Rebirth, the Journey by Roisin Conroy
While sleeping outside on the mattress that fateful bat night, I couldn’t help but know there was a lesson mixed within the raw fear and unpleasantness of the situation. As bats flew above my makeshift sleep pad (all night long, might I add) I thought about a lot; too much, really, which was spinning me into the “face your fears” tizzy in which I found myself. Unfortunately, the light of day did not put my fears to rest, with the hardest part of my journey to come, represented symbolically by my naked leap over the root of my fears.
Perhaps I was overlooking my connection to nature, and this was an overt attempt by the spirits to help remind me that I, together with every human everywhere, am inextricably connected to all of the other living creatures on this varied, elemental Earth. Then I thought that I must be taking my riches for granted. That night reminded me that merely having a secure roof over my head was not only a gift, but one that I should not take for granted, as I do.
Then, I thought of the book “The Mutant Message Down Under,” where Marlo Morgan learns to commune with nature the aboriginal way. I recalled one passage where she learns, in the midst of dehydration, her exhausted and hungry bones being explored by crawling scorpians and other desert creatures, traipsing in and out of her ears, eyes and mouth, with the sun pounding down upon her, to let go of her mind. Which brought me to investigating Bat Medicine, as ascribed by our Native Americans.
Steeped in the mystery of Meso-American tribal ritual is the legend of Bat. Akin to the ancient Buddhist belief in reincarnation, in Central America, Bat is the symbol of rebirth. Bat embraces the idea of shamanistic death. Shaman death is the symbolic death of the initiate to the old ways of life and personal identity…The final initiation step is to be buried in the Earth for one day and to be reborn without former ego in the morning…
Symbolic here is the Earth as womb, as darkness and the sounds of animals prowling force the “initiate” to confront his or her fears.
So it could have been worse.

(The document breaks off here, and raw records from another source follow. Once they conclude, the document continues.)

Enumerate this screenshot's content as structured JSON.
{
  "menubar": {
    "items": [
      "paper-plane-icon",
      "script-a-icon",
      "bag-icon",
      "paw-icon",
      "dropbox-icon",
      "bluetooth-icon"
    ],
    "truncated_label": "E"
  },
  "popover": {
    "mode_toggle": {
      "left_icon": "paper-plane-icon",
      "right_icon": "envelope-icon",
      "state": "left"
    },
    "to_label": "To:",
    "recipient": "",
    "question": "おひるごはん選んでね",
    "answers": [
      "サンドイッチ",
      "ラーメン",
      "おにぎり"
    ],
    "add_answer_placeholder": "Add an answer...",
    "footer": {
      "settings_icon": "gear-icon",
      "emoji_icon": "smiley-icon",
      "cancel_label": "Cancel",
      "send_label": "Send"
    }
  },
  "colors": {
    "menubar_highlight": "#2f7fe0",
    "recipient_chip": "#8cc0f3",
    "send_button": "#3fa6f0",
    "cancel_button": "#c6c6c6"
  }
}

At least I didn’t have to go into the dark night alone and bury myself alive. Still, I like to think of my own initiation as a reminder of how far I have come in this life, and how very far it is I have to go.
Gary Strong says
Boy do you have that right! You definitely don’t want to be buried alive in Gus’s country. Dad
Mark Buban says
It’s funny to me that I came back to read the conclusion to your story today. As I was walking near 9th and Michigan last night. Something swooped down near my head, close enough to make me duck. I watched it come back around in roughly the same flight pattern. I’m fairly certain it was a bat as they fly kind of freaky. It was about 4 a.m. and I was completely sober so I don’t think I was hallucinating…and I think the birds are all sleeping at that time of the day as I never seem to see any until around sunrise. Anyway, on to the story…it speaks to me as I’ve been thinking a lot about confronting my own fears lately. And I think a lot about how the Earth is alive, just as we are, and the connection is very real to me. I wonder if the Earth feels our invasion as we multiply and build on her? Sort of like the kitten next door to Vince that was rejected by it’s mother and found to be insanely infested with fleas this past week. If the Earth were the kitten and we were the fleas…does the Earth feel the burden that little kitty felt? Just wondering…and again, I’m completely sober.
Read an article yesterday from National Geograophic on zoonotic and specifically bats. Man those dudes can harbour some crazy amount of diseases.
No bat patting!